The faith of St. Monica and her example of steadfast prayer is a fitting example to all of us and specially to parents whose children abandon or reject the Catholic Faith for a variety of reasons. Most of the time it seems to center on the example of the world we live in. Our world is filled with secularism and relativism. I called it a “Burger King world” because so many people want things their way no matter what anyone says even God Himself. Many people think they can decide who lives and dies (abortion and assisted suicide), who can marry whom (same sex marriage), what is right and wrong in any issue at all. It seems that what the individual thinks is all that matters. Pope Emeritus Benedict XVI called it the dictatorship of relativism and that is what we are living under at the present time.
There are many parents of adult children who feel very much like St. Monica and pray for years and years that their children would return to the Church. Many times, they blame themselves for their children wandering away from the Church. In most case it is not their fault at all; they did the best that they could. We must remember that as our children get older the influences of the world and their peers grows stronger. These are not always good influences especially when it concerns faith and religion. When they go off to college, they encounter certain teachers that are very much opposed to religion and God and this thinking becomes very much a part of the classroom experience. These are the very same influences that St. Augustine encountered in his life. His mother’s example and pleading were not enough, but because of her prayers her son encountered St. Ambrose, the bishop of Milan, and it was Ambrose and his preaching that finally got through to Augustine.

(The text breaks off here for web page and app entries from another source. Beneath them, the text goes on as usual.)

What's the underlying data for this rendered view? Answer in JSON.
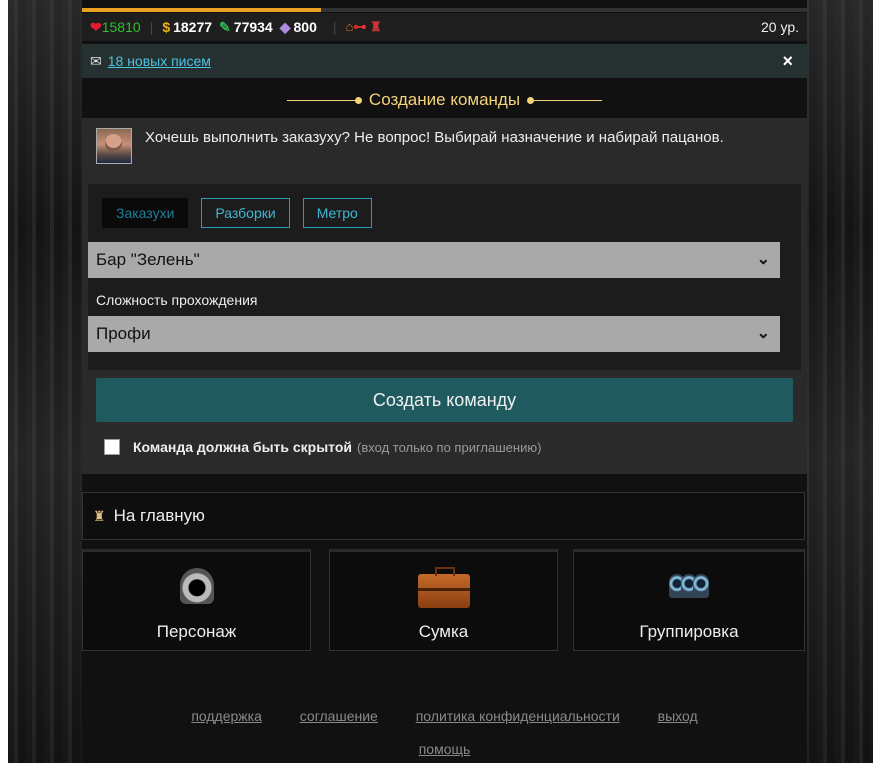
{
  "stats": {
    "health": "15810",
    "money": "18277",
    "gems": "77934",
    "crystals": "800",
    "level": "20 ур."
  },
  "mail": {
    "link": "18 новых писем",
    "close": "×"
  },
  "page_title": "Создание команды",
  "npc": {
    "text": "Хочешь выполнить заказуху? Не вопрос! Выбирай назначение и набирай пацанов."
  },
  "tabs": [
    {
      "label": "Заказухи",
      "active": true
    },
    {
      "label": "Разборки",
      "active": false
    },
    {
      "label": "Метро",
      "active": false
    }
  ],
  "target_select": {
    "value": "Бар \"Зелень\""
  },
  "difficulty": {
    "label": "Сложность прохождения",
    "value": "Профи"
  },
  "create_button": "Создать команду",
  "hidden_option": {
    "label": "Команда должна быть скрытой",
    "note": "(вход только по приглашению)",
    "checked": false
  },
  "home": "На главную",
  "nav": {
    "character": "Персонаж",
    "bag": "Сумка",
    "group": "Группировка"
  },
  "footer": {
    "support": "поддержка",
    "agreement": "соглашение",
    "privacy": "политика конфиденциальности",
    "logout": "выход",
    "help": "помощь"
  },
  "colors": {
    "accent": "#1f5b5e",
    "title": "#f3d27a",
    "link": "#4ec3e0",
    "progress": "#e8a21f"
  },
  "progress_fraction": 0.33
}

I often tell parents something I heard a long time ago concerning children who have left the faith; it is better to pray for someone to come into their life that will lead them back to the Church than to pray for the words that will help you to convince them to return. Often one returns to the Church because of the influence of someone they meet and not so much because they decided to listen to their parents. Pray that God will send someone to help your adult children return to the Church just like God sent St. Ambrose into the life of St. Augustine.